BFAR-8 Director Atty. Asis Perez.
BFAR-8 Director Atty. Asis Perez.

TACLOBAN CITY, (PNA) -– Massive distribution of fishing boats is one of the biggest mistakes committed by non-government organizations (NGOs) in the post-Yolanda rehabilitation in Eastern Visayas, said Bureau of Fisheries and Aquatic Resources (BFAR) Director Asis Perez.

Perez noted that the number of fishing boats has doubled in coastal communities ravaged by super typhoon Yolanda, which resulted in overfishing.

“Many non-government organizations did not listen to us. We told them not to give new units of fishing boats because of limited marine resources in Leyte Gulf, but they were hard headed and still proceeded with the distribution,” Perez told Tacloban-based reporters in a media conference on Thursday in Manila.

Under BFAR’s Ahon initiative, the government helped fishermen in the repair of 17,000 fishing boats in Eastern Visayas. The proof that a fisherman owns a boat before super typhoon Yolanda struck is the boat’s unayan (base).

Those who lost the base were required to present a certification to get a replacement.

“We’re sure that a fisherman would always keep the unayan of their damaged boat because that’s expensive.

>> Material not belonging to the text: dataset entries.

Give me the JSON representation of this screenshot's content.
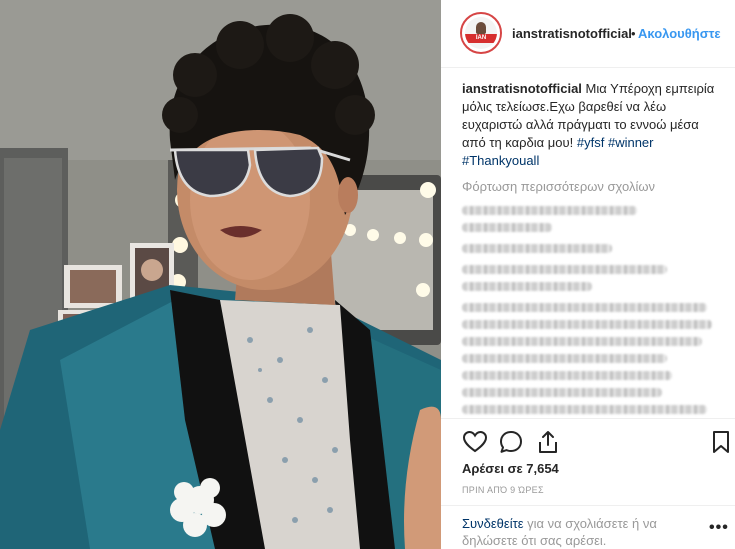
{
  "post": {
    "photo_name": "post-photo"
  },
  "header": {
    "username": "ianstratisnotofficial",
    "separator": "•",
    "follow_label": "Ακολουθήστε",
    "avatar_logo_text": "IAN"
  },
  "caption": {
    "username": "ianstratisnotofficial",
    "text": " Μια Υπέροχη εμπειρία μόλις τελείωσε.Εχω βαρεθεί να λέω ευχαριστώ αλλά πράγματι το εννοώ μέσα από τη καρδια μου! ",
    "hashtags": [
      "#yfsf",
      "#winner",
      "#Thankyouall"
    ]
  },
  "comments": {
    "load_more_label": "Φόρτωση περισσότερων σχολίων"
  },
  "actions": {
    "like_icon": "heart-icon",
    "comment_icon": "comment-icon",
    "share_icon": "share-icon",
    "save_icon": "bookmark-icon",
    "likes_text": "Αρέσει σε 7,654",
    "time_text": "ΠΡΙΝ ΑΠΌ 9 ΏΡΕΣ"
  },
  "footer": {
    "login_link": "Συνδεθείτε",
    "login_rest": " για να σχολιάσετε ή να δηλώσετε ότι σας αρέσει.",
    "more_label": "•••"
  },
  "colors": {
    "link_blue": "#3897f0",
    "hashtag_blue": "#003569",
    "muted_gray": "#999999",
    "avatar_ring": "#d64545"
  }
}
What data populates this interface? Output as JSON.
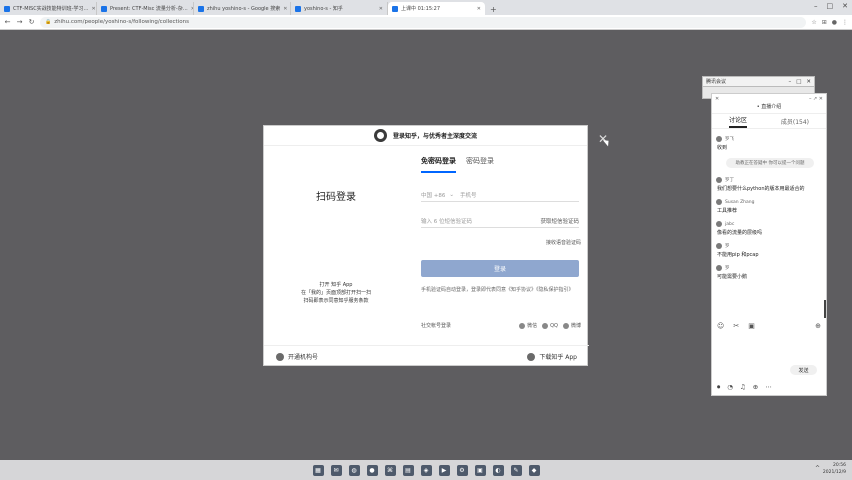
{
  "browser": {
    "tabs": [
      {
        "title": "CTF-MISC实战技能特训班-学习…",
        "active": false
      },
      {
        "title": "Present: CTF-Misc 流量分析-杂…",
        "active": false
      },
      {
        "title": "zhihu yoshino-s - Google 搜索",
        "active": false
      },
      {
        "title": "yoshino-s - 知乎",
        "active": false
      },
      {
        "title": "上课中 01:15:27",
        "active": true
      }
    ],
    "new_tab": "+",
    "url": "zhihu.com/people/yoshino-s/following/collections",
    "window_controls": [
      "–",
      "□",
      "✕"
    ]
  },
  "login_modal": {
    "banner": "登录知乎，与优秀者主深度交流",
    "qr_title": "扫码登录",
    "qr_hint_lines": [
      "打开 知乎 App",
      "在「我的」页面顶部打开扫一扫",
      "扫码即表示同意知乎服务条款"
    ],
    "tabs": [
      "免密码登录",
      "密码登录"
    ],
    "country_code": "中国 +86",
    "phone_placeholder": "手机号",
    "sms_placeholder": "输入 6 位短信验证码",
    "get_sms_code": "获取短信验证码",
    "voice_code": "接收语音验证码",
    "login_button": "登录",
    "agreement": "手机验证码自动登录，登录即代表同意《知乎协议》《隐私保护指引》",
    "social_label": "社交帐号登录",
    "social": [
      "微信",
      "QQ",
      "微博"
    ],
    "footer_left": "开通机构号",
    "footer_right": "下载知乎 App",
    "close": "✕"
  },
  "share_toolbar": {
    "title": "腾讯会议",
    "controls": [
      "–",
      "□",
      "✕"
    ]
  },
  "chat_panel": {
    "top_left": "✕",
    "top_icons": "– ↗ ✕",
    "header": "• 直播介绍",
    "tabs": [
      "讨论区",
      "成员(154)"
    ],
    "messages": [
      {
        "user": "罗飞",
        "text": "收到"
      },
      {
        "user": "罗丁",
        "text": "我们想要什么python的版本用最适合的"
      },
      {
        "user": "Susan Zhang",
        "text": "工具推荐"
      },
      {
        "user": "jabc",
        "text": "像看的流量的层级吗"
      },
      {
        "user": "罗",
        "text": "不能用pip 和pcap"
      },
      {
        "user": "罗",
        "text": "可能需要小鹅"
      }
    ],
    "system_notice": "助教正在答疑中 你可以提一个问题",
    "bottom_icons": [
      "☺",
      "✂",
      "▣",
      "⊕"
    ],
    "send": "发送",
    "footer_icons": [
      "⏺",
      "◔",
      "♫",
      "⊕",
      "⋯"
    ]
  },
  "taskbar": {
    "apps": [
      "▦",
      "✉",
      "◍",
      "●",
      "⌘",
      "▤",
      "◈",
      "▶",
      "⚙",
      "▣",
      "◐",
      "✎",
      "◆"
    ],
    "tray_arrow": "^",
    "time": "20:56",
    "date": "2021/12/9"
  }
}
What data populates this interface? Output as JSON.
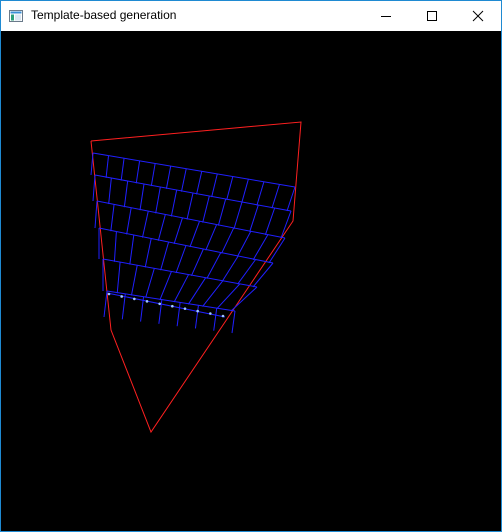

We did not add bancas, we just repaired the damaged bancas so that there would be no additional fishing effort,” he explained.

However, the case was different with some non-government organizations where they distributed to fishermen regardless if they have a base or not.

“Their distribution is not within our control. We could not stop them since it is not illegal. I think the lesson learned in the rehabilitation is to listen to authorities,” Perez added.

The official recalled that BFAR posted in their website the names of boat repair beneficiaries to ensure that there would be no duplication, but some non-government organizations did not bother to check, according to him.

Citing the BFAR post-Yolanda assessment, Perez said that Leyte Gulf area has an average of only 2.4 metric tons of marine products per square kilometer. Leyte Gulf is one of the largest fishing grounds in the region, benefiting fisherfolk in some parts of Leyte, Samar and Eastern Samar.

Fisherman Raulito Aneslagon, 51, from the city’s Magallanes district, confirmed that there is indeed over fishing in Leyte Gulf.

Before Yolanda struck, he used to catch 12 kilograms of fishes. Since he returned fishing after BFAR repaired his boat, his average daily catch is only four to five kilograms a day. His income dropped to PHP600 daily from PHP1,500 in the pre-Yolanda level.

“I noticed that there are more fishermen and more fishing boats now than in 2013,” Aneslagon said.

Leo Dacudong, 60, of San Jose district admitted that he got an extra boat from an NGO after BFAR repaired his damaged vessel. Another group provided him fishing gears.

“Two boats are operating, but the volume of catch is even less compared to 2013 because there are more of us doing fishing now,” he added. (PNA)